Go over the entries below line by line, copying each one that contains the word "when".

---------- Information provided ----------

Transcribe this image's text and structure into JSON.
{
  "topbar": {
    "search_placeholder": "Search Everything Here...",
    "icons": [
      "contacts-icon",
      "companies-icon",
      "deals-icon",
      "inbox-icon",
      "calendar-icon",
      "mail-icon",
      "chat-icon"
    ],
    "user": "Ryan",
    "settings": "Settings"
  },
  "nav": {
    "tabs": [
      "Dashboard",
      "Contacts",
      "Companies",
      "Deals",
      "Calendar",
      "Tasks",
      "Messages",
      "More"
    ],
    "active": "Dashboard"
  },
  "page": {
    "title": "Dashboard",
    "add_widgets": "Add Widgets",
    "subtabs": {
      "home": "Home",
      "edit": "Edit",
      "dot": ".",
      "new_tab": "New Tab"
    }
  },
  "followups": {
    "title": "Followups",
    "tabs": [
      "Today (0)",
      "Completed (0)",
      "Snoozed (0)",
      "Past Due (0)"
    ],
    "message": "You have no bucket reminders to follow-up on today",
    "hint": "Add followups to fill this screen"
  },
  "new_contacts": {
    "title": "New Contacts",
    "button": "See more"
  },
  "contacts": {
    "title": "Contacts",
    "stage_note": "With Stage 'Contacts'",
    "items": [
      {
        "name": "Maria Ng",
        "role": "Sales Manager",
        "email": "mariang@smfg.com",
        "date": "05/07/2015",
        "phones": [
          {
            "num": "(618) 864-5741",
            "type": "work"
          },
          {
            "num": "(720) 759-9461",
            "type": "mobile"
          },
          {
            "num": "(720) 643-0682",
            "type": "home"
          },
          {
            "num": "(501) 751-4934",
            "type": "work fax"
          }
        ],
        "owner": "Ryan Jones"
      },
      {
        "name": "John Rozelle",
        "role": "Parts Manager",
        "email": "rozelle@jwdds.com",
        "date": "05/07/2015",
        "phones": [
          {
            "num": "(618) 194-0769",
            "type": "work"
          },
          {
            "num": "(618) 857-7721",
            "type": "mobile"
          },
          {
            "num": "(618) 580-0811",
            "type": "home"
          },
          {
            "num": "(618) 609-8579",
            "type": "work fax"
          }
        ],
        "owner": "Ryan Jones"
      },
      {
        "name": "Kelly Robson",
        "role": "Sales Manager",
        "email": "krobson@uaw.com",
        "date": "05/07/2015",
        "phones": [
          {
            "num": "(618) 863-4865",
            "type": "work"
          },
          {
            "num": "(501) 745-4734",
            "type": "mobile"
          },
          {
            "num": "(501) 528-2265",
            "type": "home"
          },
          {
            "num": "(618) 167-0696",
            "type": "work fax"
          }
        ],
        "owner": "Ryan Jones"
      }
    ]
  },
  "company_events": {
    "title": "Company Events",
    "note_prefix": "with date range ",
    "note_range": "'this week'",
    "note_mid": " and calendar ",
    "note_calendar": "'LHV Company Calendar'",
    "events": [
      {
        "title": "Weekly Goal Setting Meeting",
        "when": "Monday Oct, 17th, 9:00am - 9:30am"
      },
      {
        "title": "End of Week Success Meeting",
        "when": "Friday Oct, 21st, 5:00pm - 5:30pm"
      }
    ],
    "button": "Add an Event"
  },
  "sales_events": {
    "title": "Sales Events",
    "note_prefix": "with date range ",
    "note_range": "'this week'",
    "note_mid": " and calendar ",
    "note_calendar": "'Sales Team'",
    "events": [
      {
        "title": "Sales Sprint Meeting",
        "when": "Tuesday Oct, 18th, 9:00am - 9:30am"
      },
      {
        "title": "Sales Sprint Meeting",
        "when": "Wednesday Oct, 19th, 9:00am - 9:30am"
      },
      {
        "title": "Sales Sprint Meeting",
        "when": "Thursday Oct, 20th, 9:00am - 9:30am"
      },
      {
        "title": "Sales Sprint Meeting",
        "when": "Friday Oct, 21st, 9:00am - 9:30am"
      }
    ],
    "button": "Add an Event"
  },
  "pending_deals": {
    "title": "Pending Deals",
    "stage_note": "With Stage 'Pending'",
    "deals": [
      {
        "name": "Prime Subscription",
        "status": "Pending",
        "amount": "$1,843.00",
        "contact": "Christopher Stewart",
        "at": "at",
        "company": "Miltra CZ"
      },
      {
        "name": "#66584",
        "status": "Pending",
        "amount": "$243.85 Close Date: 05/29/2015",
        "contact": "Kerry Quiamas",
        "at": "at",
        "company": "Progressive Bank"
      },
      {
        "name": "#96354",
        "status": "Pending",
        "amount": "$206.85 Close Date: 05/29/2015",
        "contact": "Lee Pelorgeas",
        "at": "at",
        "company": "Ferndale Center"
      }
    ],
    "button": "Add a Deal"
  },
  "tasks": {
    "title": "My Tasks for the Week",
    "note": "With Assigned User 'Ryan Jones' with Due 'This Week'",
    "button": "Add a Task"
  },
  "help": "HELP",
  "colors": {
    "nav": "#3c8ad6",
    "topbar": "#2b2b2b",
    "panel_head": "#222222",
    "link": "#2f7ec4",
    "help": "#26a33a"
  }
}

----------

* **Task answer**:
        "when": "Monday Oct, 17th, 9:00am - 9:30am"
        "when": "Friday Oct, 21st, 5:00pm - 5:30pm"
        "when": "Tuesday Oct, 18th, 9:00am - 9:30am"
        "when": "Wednesday Oct, 19th, 9:00am - 9:30am"
        "when": "Thursday Oct, 20th, 9:00am - 9:30am"
        "when": "Friday Oct, 21st, 9:00am - 9:30am"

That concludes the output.